This past week at the JUF luncheon, honoring our dear Frances Horwich, Professor Deborah Lipstadt gave the keynote address. She mentioned that after the Holocaust two large containers were recovered from the site of the Warsaw Ghetto. These documents detailed everything that occurred in the day-to-day lives of people trapped within the Ghetto. This is remarkable considering that these people, these Jews, who were destined to live out their days without dignity, yet saw to it that they may be filled, and remembered, with meaning. And Prof. Lipstadt told us that the leaders of this group, before burying the container, simply wrote their names on a piece of paper at the top of the box. Why? They did not write down biographical details, not their professions or interests; just their names. Having their names recorded made certain that their memory would live on. It would have been impossible to write down all the qualities that made up their character; but they had the hope that at least their names will live on, and then, perhaps, someone would be able to figure out who they were and all that we are missing by only having their names. That is why we have a yahrzeit list.

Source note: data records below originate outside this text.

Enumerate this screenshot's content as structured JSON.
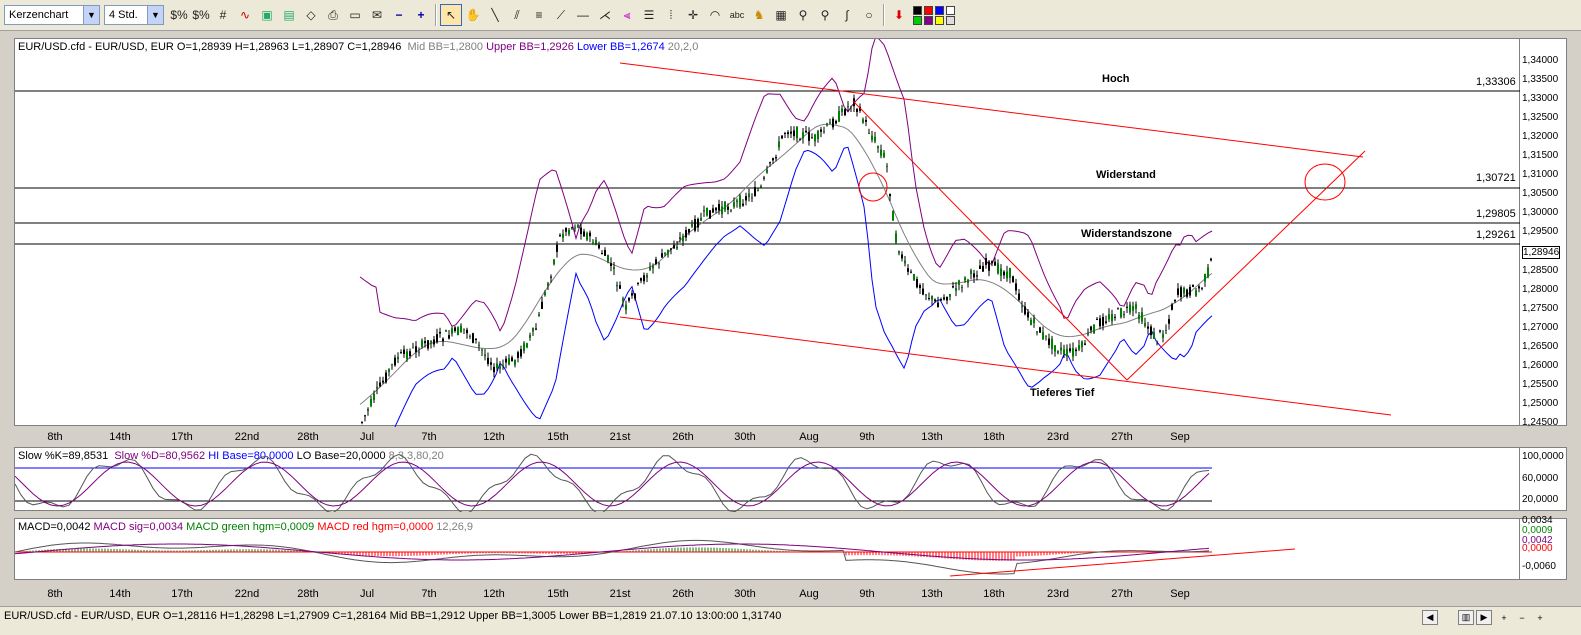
{
  "toolbar": {
    "chart_type": "Kerzenchart",
    "interval": "4 Std."
  },
  "main": {
    "header": {
      "instrument": "EUR/USD.cfd - EUR/USD, EUR O=1,28939 H=1,28963 L=1,28907 C=1,28946",
      "mid": "Mid BB=1,2800",
      "upper": "Upper BB=1,2926",
      "lower": "Lower BB=1,2674",
      "params": "20,2,0"
    },
    "annotations": {
      "hoch": "Hoch",
      "widerstand": "Widerstand",
      "zone": "Widerstandszone",
      "tief": "Tieferes Tief"
    },
    "level_labels": [
      "1,33306",
      "1,30721",
      "1,29805",
      "1,29261"
    ],
    "last_price": "1,28946",
    "price_ticks": [
      "1,34000",
      "1,33500",
      "1,33000",
      "1,32500",
      "1,32000",
      "1,31500",
      "1,31000",
      "1,30500",
      "1,30000",
      "1,29500",
      "1,28500",
      "1,28000",
      "1,27500",
      "1,27000",
      "1,26500",
      "1,26000",
      "1,25500",
      "1,25000",
      "1,24500"
    ]
  },
  "stoch": {
    "k": "Slow %K=89,8531",
    "d": "Slow %D=80,9562",
    "hi": "HI Base=80,0000",
    "lo": "LO Base=20,0000",
    "params": "8,3,3,80,20",
    "ticks": [
      "100,0000",
      "60,0000",
      "20,0000"
    ]
  },
  "macd": {
    "macd": "MACD=0,0042",
    "sig": "MACD sig=0,0034",
    "green": "MACD green hgm=0,0009",
    "red": "MACD red hgm=0,0000",
    "params": "12,26,9",
    "ticks": [
      "0,0034",
      "0,0009",
      "0,0042",
      "0,0000",
      "-0,0060"
    ]
  },
  "dates": [
    "8th",
    "14th",
    "17th",
    "22nd",
    "28th",
    "Jul",
    "7th",
    "12th",
    "15th",
    "21st",
    "26th",
    "30th",
    "Aug",
    "9th",
    "13th",
    "18th",
    "23rd",
    "27th",
    "Sep"
  ],
  "status": {
    "text": "EUR/USD.cfd - EUR/USD, EUR O=1,28116 H=1,28298 L=1,27909 C=1,28164  Mid BB=1,2912 Upper BB=1,3005 Lower BB=1,2819  21.07.10 13:00:00 1,31740"
  },
  "colors": {
    "upper_bb": "#800080",
    "lower_bb": "#0000ff",
    "mid_bb": "#808080",
    "trend": "#ff0000",
    "bull": "#008000",
    "bear": "#000000"
  }
}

So let us start there, a name. I want you to, briefly, turn to the person next to you and tell them the name of the person you are remembering and who they were… I hope that in coming days, weeks, and years you will turn to me and tell me more than just your loved one’s name.
Now we have a name, and we know where that person falls on our family tree. That is a good starting point. But we know we are actually saying the values that we want to be preserved when we say a name. We know that their worth is more than a place holder in our familial lineage. When we state someone’s name, the real significance comes from attesting to the values they gave us. When we name a child after a loved one, we are not just giving them their name, we are giving them the hope that their generosity/their humor/their caring nature will be passed on and that their memory will live on in an eternal way.
This is why the phrase “May their memory be for a blessing” does not work. We do not want our name or memory to be a blessing we want their memory to live on within us, and we want to embody all that we loved about them. When we pass on, we want to know that we mattered, that someone is different because we impacted the person they became. This is why the words of that phrase fail: Because we want their memory, and ours, to be more than just a blessing.
We say Yizkor to be moved beyond remembering someone’s name, even to cry, because we know that the loss has not diminished and that how we experience that loss may never be diminished. We are trying to say that their influence, their impact is playing out in our lives, each and every day. We are here to remember not someone’s memory but to stand up and recognize that their life has continued. As we begin Yizkor, we are calling out from the depths of our being to state that we want their influence/impact and, yes, our own memory to be greater than our years, greater than our name.
And with that, I turn it back to each of you. To acknowledge and to remember that when we call out the names of our loved ones we are saying, “Your life lives on because I am living a life you would be proud of.” That is the eternal blessing.
Rabbi David Minkus